© NY Daily News, October 13, 2000
by David Bianculli
Even though Larry David is both the creator and star of Curb Your Enthusiasm, his new comedy series on HBO, he freely admits he doesn't know his lines when he arrives on the set each day.
Then again, neither does anybody else.
Curb Your Enthusiasm is constructed in an unusual way. It purports to show David at work and at home in real life (much like Seinfeld, which he co-created), with actors portraying his wife and manager. Some celebrities appear as themselves; other performers portray Larry's friends, acquaintances and oddball encounters.
not one of them has a script. Before a scene is shot, they know
only the basic point of each scene; even David, who constructs the
seven-page outline of
each 30-minute show, knows only the basic conflicts he envisions before each scene is filmed.
"It all happens on camera. All I have is an outline, a story," David said yesterday. His cast members, from Cheryl Hines as his wife and Jeff Garlin as his manager to such guest players as Louis Nye and Ted Danson, do the rest.
"They're making everything up," he said of his actors. "We're winging it."
results in some moments that are rare for TV including genuine
laughter. In one scene, Richard Lewis, playing himself, gives Larry
a deadline to call him
"before sundown." Larry laughs at Richard, asking him if he thinks he's Gary Cooper and Richard, caught equally by surprise by Larrys remark, laughs right back.
"In this show," David said proudly, "you see people laughing because (as an actor) you're hearing somebody say something funny for the first time.
"If that was written down in a script, that Gary Cooper line, nobody would laugh. You'd have already heard it 50 times. You'd have already said it 50 times."
Several takes often with intentionally different tones and pace are shot of each scene, then shaped in the editing room. It's a mix of improv comedy and character acting ("A lot of times you do have to act," David said almost reluctantly; "I hate to say it, but it does require some acting"), with a lot of work to make it all flow naturally and look natural.
"There's a huge ratio of (raw to used) footage," said Robert Weide, who filmed the premiere and several subsequent installments. "The real work is in the editing room."
Seinfeld, by contrast, was "like putting on a play every weeka huge production, a big night," David said. Every week was running the same gauntlet of getting the script in shape, getting the actors ready, warming up the audience and performing the show.
"This thing," he added, "is just very calm. You go into work, there's nobody around, and it's just very relaxing. It's different."
Asked if he had intentionally designed his career to take a constantly different path, from repertory member of ABC's live Fridays series 20 years ago to co-creator of Seinfeld a decade ago to star of his own series to start the millennium, David smirked at the mere thought.

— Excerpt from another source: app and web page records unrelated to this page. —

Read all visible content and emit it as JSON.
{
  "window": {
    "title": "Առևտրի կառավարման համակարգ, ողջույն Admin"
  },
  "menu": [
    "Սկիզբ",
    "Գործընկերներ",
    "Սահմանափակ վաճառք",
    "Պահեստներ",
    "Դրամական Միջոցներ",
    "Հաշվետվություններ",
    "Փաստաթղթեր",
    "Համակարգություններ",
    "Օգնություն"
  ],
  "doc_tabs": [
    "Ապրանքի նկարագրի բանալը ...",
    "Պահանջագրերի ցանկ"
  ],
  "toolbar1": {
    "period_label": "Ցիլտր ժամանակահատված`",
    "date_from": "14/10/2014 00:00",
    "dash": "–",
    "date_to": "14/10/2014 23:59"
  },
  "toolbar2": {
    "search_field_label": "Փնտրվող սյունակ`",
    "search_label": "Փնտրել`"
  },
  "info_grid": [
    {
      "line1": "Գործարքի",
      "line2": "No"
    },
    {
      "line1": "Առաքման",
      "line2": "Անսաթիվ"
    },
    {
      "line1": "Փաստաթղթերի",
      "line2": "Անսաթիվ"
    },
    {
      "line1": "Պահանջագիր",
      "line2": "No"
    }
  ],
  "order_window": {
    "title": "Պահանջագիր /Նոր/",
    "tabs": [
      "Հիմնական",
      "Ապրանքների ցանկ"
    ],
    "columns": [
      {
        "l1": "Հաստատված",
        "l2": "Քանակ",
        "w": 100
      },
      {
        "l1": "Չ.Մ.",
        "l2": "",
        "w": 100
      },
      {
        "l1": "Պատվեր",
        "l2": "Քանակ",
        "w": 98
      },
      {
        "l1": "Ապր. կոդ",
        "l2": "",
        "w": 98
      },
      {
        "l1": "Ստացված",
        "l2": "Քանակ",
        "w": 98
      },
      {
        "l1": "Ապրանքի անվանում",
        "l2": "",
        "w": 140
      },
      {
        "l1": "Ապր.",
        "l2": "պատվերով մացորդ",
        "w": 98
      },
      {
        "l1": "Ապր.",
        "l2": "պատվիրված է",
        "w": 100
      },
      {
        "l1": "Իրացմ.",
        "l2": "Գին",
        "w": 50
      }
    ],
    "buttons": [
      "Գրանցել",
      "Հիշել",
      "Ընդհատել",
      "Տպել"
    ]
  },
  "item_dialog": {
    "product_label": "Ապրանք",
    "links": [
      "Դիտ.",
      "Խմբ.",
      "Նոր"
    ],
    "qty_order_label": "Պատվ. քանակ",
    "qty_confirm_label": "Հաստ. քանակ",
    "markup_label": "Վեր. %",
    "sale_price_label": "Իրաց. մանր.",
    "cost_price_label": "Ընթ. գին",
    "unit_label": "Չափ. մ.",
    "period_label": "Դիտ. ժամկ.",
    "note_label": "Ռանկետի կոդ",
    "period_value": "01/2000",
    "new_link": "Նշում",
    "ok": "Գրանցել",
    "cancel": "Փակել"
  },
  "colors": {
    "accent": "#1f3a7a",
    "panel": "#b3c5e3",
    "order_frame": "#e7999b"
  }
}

"To tell you the truth, I never tried to think about what was going to happen to me, because it was a little too frightening to me," he said. ''Anyway, I'm so busy lamenting the past, l really don't have time to think about the future."